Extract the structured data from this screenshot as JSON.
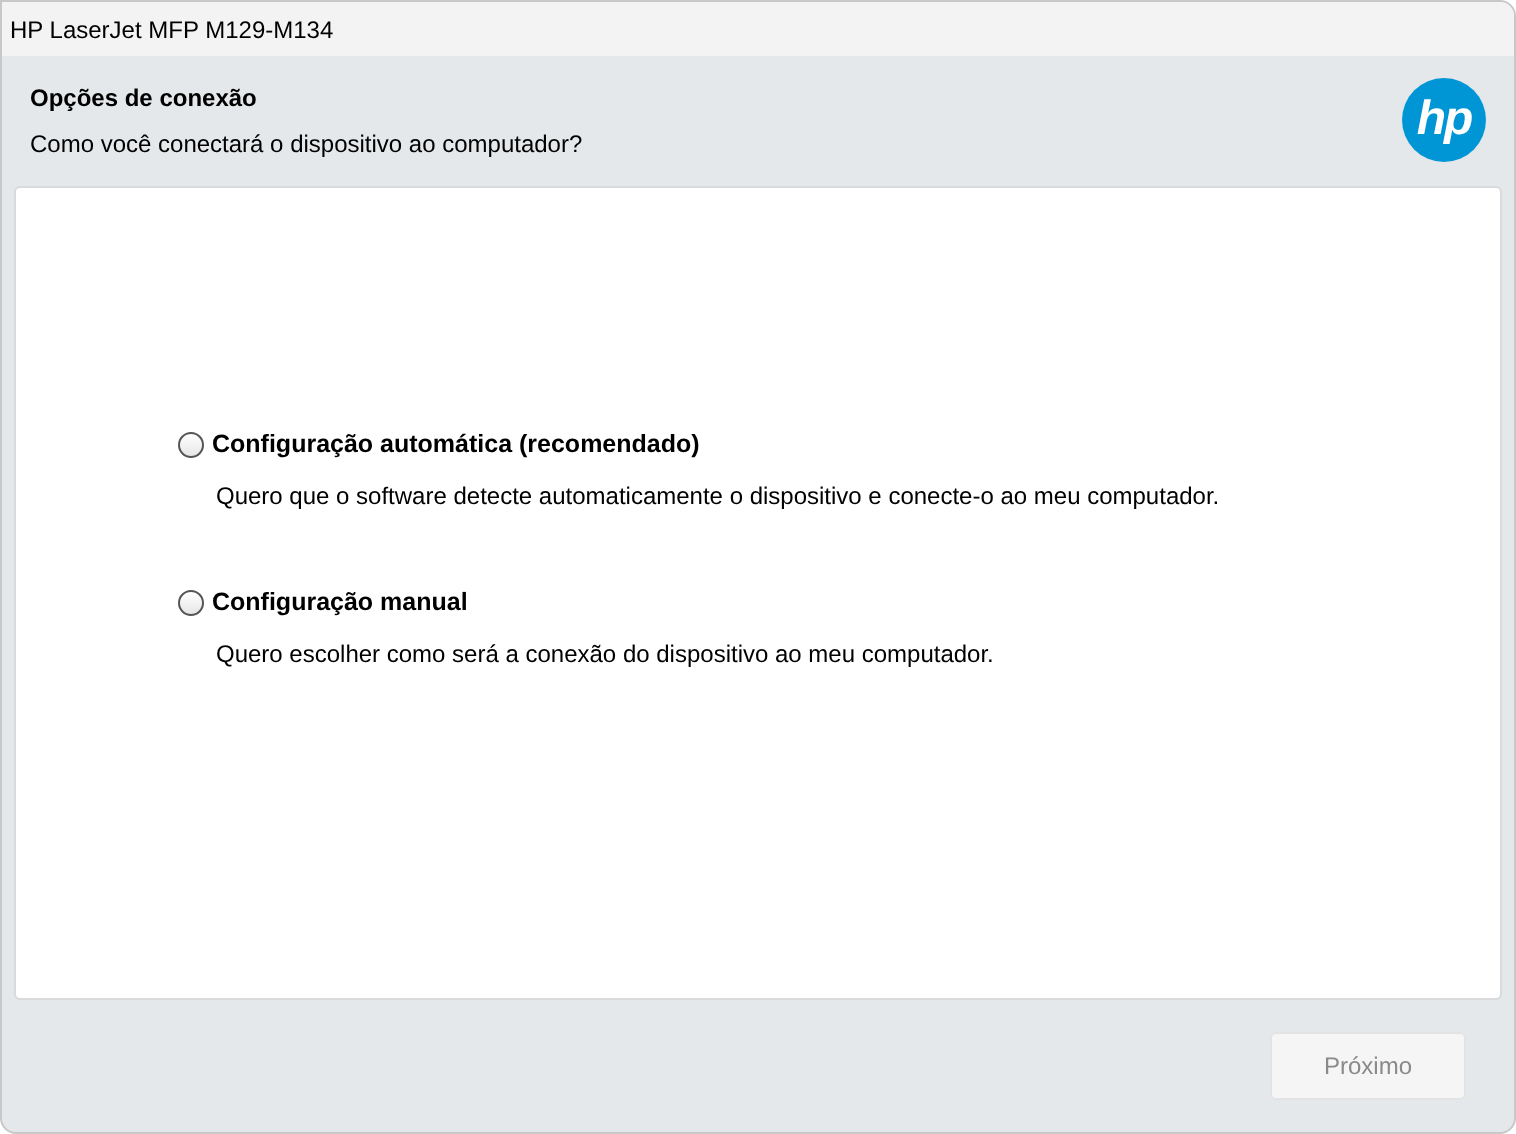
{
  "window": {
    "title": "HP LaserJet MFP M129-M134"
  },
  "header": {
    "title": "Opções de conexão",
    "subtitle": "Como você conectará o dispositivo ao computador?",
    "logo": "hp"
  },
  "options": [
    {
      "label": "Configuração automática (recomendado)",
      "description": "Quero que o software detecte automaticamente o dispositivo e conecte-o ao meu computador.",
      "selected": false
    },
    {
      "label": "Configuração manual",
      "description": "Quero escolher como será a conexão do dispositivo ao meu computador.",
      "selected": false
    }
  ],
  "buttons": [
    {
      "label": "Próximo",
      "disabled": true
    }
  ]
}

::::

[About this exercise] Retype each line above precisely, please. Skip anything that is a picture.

[Response to the exercise]
Extract the structured data from this screenshot as JSON.
{
  "window": {
    "title": "HP LaserJet MFP M129-M134"
  },
  "header": {
    "title": "Opções de conexão",
    "subtitle": "Como você conectará o dispositivo ao computador?",
    "logo": "hp"
  },
  "options": [
    {
      "label": "Configuração automática (recomendado)",
      "description": "Quero que o software detecte automaticamente o dispositivo e conecte-o ao meu computador.",
      "selected": false
    },
    {
      "label": "Configuração manual",
      "description": "Quero escolher como será a conexão do dispositivo ao meu computador.",
      "selected": false
    }
  ],
  "buttons": [
    {
      "label": "Próximo",
      "disabled": true
    }
  ]
}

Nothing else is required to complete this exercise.